◆ SUPPLIED DATA ◆
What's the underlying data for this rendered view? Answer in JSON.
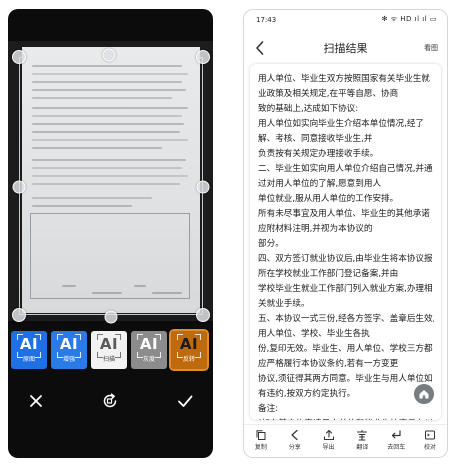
{
  "left": {
    "filters": [
      {
        "icon_text": "AI",
        "label": "原图"
      },
      {
        "icon_text": "AI",
        "label": "增强"
      },
      {
        "icon_text": "AI",
        "label": "扫描"
      },
      {
        "icon_text": "AI",
        "label": "灰度"
      },
      {
        "icon_text": "AI",
        "label": "反转"
      }
    ],
    "icons": {
      "cancel": "close-icon",
      "rotate": "rotate-icon",
      "confirm": "check-icon"
    },
    "colors": {
      "selected_filter": "#c06a10",
      "filter_blue": "#1f6fe5"
    }
  },
  "right": {
    "status_time": "17:43",
    "status_icons": "✻ ᯤ HD ıl ıl ▭",
    "title": "扫描结果",
    "view_original": "看图",
    "lines": [
      "用人单位、毕业生双方按照国家有关毕业生就",
      "业政策及相关规定,在平等自愿、协商",
      "致的基础上,达成如下协议:",
      "用人单位如实向毕业生介绍本单位情况,经了",
      "解、考核、同意接收毕业生,并",
      "负责按有关规定办理接收手续。",
      "二、毕业生如实向用人单位介绍自己情况,并通",
      "过对用人单位的了解,愿意到用人",
      "单位就业,服从用人单位的工作安排。",
      "所有未尽事宜及用人单位、毕业生的其他承诺",
      "应附材料注明,并视为本协议的",
      "部分。",
      "四、双方签订就业协议后,由毕业生将本协议报",
      "所在学校就业工作部门登记备案,并由",
      "学校毕业生就业工作部门列入就业方案,办理相",
      "关就业手续。",
      "五、本协议一式三份,经各方签字、盖章后生效,",
      "用人单位、学校、毕业生各执",
      "份,复印无效。毕业生、用人单位、学校三方都",
      "应严格履行本协议条约,若有一方变更",
      "协议,须征得其两方同意。毕业生与用人单位如",
      "有违约,按双方约定执行。",
      "备注:",
      "(如有其它约定请用人单位和毕业生协商后在以",
      "下空白处填写并签字和盖章。)"
    ],
    "toolbar": [
      {
        "icon": "copy-icon",
        "label": "复制"
      },
      {
        "icon": "share-icon",
        "label": "分享"
      },
      {
        "icon": "export-icon",
        "label": "导出"
      },
      {
        "icon": "translate-icon",
        "label": "翻译"
      },
      {
        "icon": "return-icon",
        "label": "去回车"
      },
      {
        "icon": "proofread-icon",
        "label": "校对"
      }
    ],
    "colors": {
      "text": "#1c1c1c",
      "fab": "#777c80"
    }
  }
}
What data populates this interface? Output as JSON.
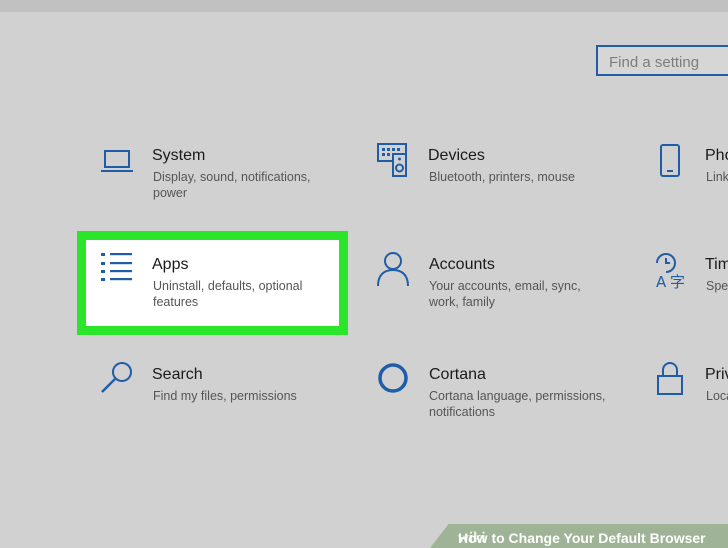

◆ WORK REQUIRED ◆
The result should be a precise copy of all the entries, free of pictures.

◆ ANSWER TO THIS PROBLEM ◆
What's the underlying data for this rendered view? Answer in JSON.
{
  "left": {
    "filters": [
      {
        "icon_text": "AI",
        "label": "原图"
      },
      {
        "icon_text": "AI",
        "label": "增强"
      },
      {
        "icon_text": "AI",
        "label": "扫描"
      },
      {
        "icon_text": "AI",
        "label": "灰度"
      },
      {
        "icon_text": "AI",
        "label": "反转"
      }
    ],
    "icons": {
      "cancel": "close-icon",
      "rotate": "rotate-icon",
      "confirm": "check-icon"
    },
    "colors": {
      "selected_filter": "#c06a10",
      "filter_blue": "#1f6fe5"
    }
  },
  "right": {
    "status_time": "17:43",
    "status_icons": "✻ ᯤ HD ıl ıl ▭",
    "title": "扫描结果",
    "view_original": "看图",
    "lines": [
      "用人单位、毕业生双方按照国家有关毕业生就",
      "业政策及相关规定,在平等自愿、协商",
      "致的基础上,达成如下协议:",
      "用人单位如实向毕业生介绍本单位情况,经了",
      "解、考核、同意接收毕业生,并",
      "负责按有关规定办理接收手续。",
      "二、毕业生如实向用人单位介绍自己情况,并通",
      "过对用人单位的了解,愿意到用人",
      "单位就业,服从用人单位的工作安排。",
      "所有未尽事宜及用人单位、毕业生的其他承诺",
      "应附材料注明,并视为本协议的",
      "部分。",
      "四、双方签订就业协议后,由毕业生将本协议报",
      "所在学校就业工作部门登记备案,并由",
      "学校毕业生就业工作部门列入就业方案,办理相",
      "关就业手续。",
      "五、本协议一式三份,经各方签字、盖章后生效,",
      "用人单位、学校、毕业生各执",
      "份,复印无效。毕业生、用人单位、学校三方都",
      "应严格履行本协议条约,若有一方变更",
      "协议,须征得其两方同意。毕业生与用人单位如",
      "有违约,按双方约定执行。",
      "备注:",
      "(如有其它约定请用人单位和毕业生协商后在以",
      "下空白处填写并签字和盖章。)"
    ],
    "toolbar": [
      {
        "icon": "copy-icon",
        "label": "复制"
      },
      {
        "icon": "share-icon",
        "label": "分享"
      },
      {
        "icon": "export-icon",
        "label": "导出"
      },
      {
        "icon": "translate-icon",
        "label": "翻译"
      },
      {
        "icon": "return-icon",
        "label": "去回车"
      },
      {
        "icon": "proofread-icon",
        "label": "校对"
      }
    ],
    "colors": {
      "text": "#1c1c1c",
      "fab": "#777c80"
    }
  }
}
What data populates this interface? Output as JSON.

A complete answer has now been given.